Back when I was in the IR chair, I’d hear all the time that we’d broken through moving averages.  Initially, I exclaimed, “Oh!” and added, “Thank you!” It was only later that I realized moving averages told me little and certainly weren’t entertaining like Claymation. What should I tell management?  “Unfortunately, there’s been a breakdown in our moving averages, prompting a sharp shift in perception.”

Really?

Here’s another metric that confuses busy with productive. We have clients with high short interest. The measure derives from a 1974 regulation from The Federal Reserve to track borrowing in marginable securities accounts as part of aggregate money supply.

Borrowing is a good measure of risk. To that end, if you’re interested in a riotous three-minute explanation of what’s wrong in Europe, click here (it’s a video clip so be appropriately prepared).

But what if we’re not measuring borrowing correctly? Short volume, or trading with borrowed shares instead of owned shares, is roughly 43% of the total market. This measure wasn’t created by the Fed in 1974. It’s current. It’s Claymation. We’ve studied short interest and short volume and found that the former often is inversely correlated with price-movements, suggesting that it’s a lagging indicator of risk (and thus a lousy one). Not so with short volume.

The ownership measure extant today, 13Fs, was created in 1974 as well. It’s deplorable as feedback on institutional behavior, coming 90 trading days after it might have occurred. Today, over $1.7 trillion of assets are held by Exchange-Traded Funds that post ownership positions daily, yet trades clear “T+3,” or potentially four days out.

Do you think about these things in the IR chair? Perception is, “Our price continuously reflects rational thought.” Reality is something else, demonstrably and statistically.  Speaking of which, I’m hoping to take the NIRI Arizona chapter on a rollicking safari through market structure today. Process is more influential than purpose.

What you don’t want to do with your IR forensics is confuse busy with productive. You can track vast seas of data that neither offer narrative nor animate it.  What’s the right feedback mechanism? Reality! What is money doing right now and what’s the likely impact in the future, and what’s that mean to actions in my IR program and what I communicate to management? (more…)

Autocallable

It’s time we had The Talk.

Candid discussions can be uncomfortable. They broach subjects we prefer to avoid. But we can’t ignore the facts of life.

One such fact is Contingent Absolute Return Autocallable Optimization Securities.
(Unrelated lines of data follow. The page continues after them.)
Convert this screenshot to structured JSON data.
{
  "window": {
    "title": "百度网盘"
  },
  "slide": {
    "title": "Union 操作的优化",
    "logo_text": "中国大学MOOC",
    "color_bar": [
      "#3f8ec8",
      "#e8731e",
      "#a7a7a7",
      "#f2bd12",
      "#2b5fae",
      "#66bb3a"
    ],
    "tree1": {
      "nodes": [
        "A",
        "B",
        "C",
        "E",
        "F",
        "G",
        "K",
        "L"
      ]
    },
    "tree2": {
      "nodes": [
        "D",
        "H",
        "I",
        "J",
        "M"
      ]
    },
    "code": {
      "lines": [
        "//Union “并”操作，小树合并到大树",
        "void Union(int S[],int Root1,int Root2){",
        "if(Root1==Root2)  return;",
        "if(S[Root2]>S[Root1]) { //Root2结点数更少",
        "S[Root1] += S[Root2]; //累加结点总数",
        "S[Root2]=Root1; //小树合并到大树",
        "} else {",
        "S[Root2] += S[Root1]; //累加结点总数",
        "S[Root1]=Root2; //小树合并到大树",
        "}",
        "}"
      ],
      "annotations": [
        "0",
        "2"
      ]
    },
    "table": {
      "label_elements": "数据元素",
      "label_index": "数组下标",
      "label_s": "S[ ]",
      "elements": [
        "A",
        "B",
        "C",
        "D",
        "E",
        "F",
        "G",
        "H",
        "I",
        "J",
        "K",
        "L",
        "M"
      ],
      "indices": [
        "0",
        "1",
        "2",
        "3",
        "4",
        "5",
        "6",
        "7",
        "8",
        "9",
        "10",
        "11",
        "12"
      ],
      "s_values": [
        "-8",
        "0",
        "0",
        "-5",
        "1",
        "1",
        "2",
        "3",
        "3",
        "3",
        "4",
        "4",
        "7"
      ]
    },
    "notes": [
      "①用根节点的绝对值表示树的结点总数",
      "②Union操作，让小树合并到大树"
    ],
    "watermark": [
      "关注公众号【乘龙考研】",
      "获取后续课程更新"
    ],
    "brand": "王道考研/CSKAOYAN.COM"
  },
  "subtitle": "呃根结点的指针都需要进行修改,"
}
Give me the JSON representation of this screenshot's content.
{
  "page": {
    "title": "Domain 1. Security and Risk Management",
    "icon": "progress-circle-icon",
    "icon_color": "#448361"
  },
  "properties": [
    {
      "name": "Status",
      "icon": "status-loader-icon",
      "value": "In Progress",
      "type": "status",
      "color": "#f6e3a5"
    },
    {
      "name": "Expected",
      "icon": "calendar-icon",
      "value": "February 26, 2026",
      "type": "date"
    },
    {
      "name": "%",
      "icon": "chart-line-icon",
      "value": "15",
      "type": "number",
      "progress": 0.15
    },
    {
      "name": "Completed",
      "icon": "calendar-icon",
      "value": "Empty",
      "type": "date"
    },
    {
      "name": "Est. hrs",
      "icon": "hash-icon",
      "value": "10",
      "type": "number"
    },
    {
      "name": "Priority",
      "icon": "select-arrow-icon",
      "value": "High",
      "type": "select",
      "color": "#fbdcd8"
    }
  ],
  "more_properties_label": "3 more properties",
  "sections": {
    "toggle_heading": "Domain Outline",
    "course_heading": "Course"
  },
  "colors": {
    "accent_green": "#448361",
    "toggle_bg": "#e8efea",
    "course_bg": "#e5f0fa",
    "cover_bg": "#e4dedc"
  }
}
We’re more comfortable talking about diarrhea, right? Bring them up at a party and the crowd disperses. Try talking to your teenager about them and she’ll roll her eyes and turn up One Direction in her ear buds.

Why the public disdain? Look at the name. Need we say more? They’re wildly popular though with issuing banks including JP Morgan, UBS, Barclays, Morgan Stanley, RBC and others – just about anyone who offers “structured products.”

This particular version of structured product (“a financial instrument crafted by a brokerage to achieve a particular investment objective for clients ranging from short-term yield to long-term risk-mitigation” is how we’d describe them) achieved both infamy and scrutiny after Apple shares slumped in latter 2012. Big banks had sold hundreds of millions of dollars of Contingent Autocallable Securities paying a yield of about 10% and tied to the performance of Apple shares. Buyers got stuck with shares that had dropped 30% in value and lost principal to boot.

I’ll give you my simplest understanding of how these instruments work and why you should care from the IR chair. It’s a debt instrument and it’s unsecured. It tends to pay high interest, like 10% annualized in a basis-points world. Whether it pays out turns on two things: How long you hold it, and whether the underlying equity to which it’s paired declines below a trigger price.

There are two problems for IROs. First, because regulators consider it debt, if it “converts” there’s no equity trade. These things are not responsible for big percentages of volume so there’s no vortex looming in your share-counts. But still, decisions and strategies impacting shares are resulting from instruments you can’t track. (more…)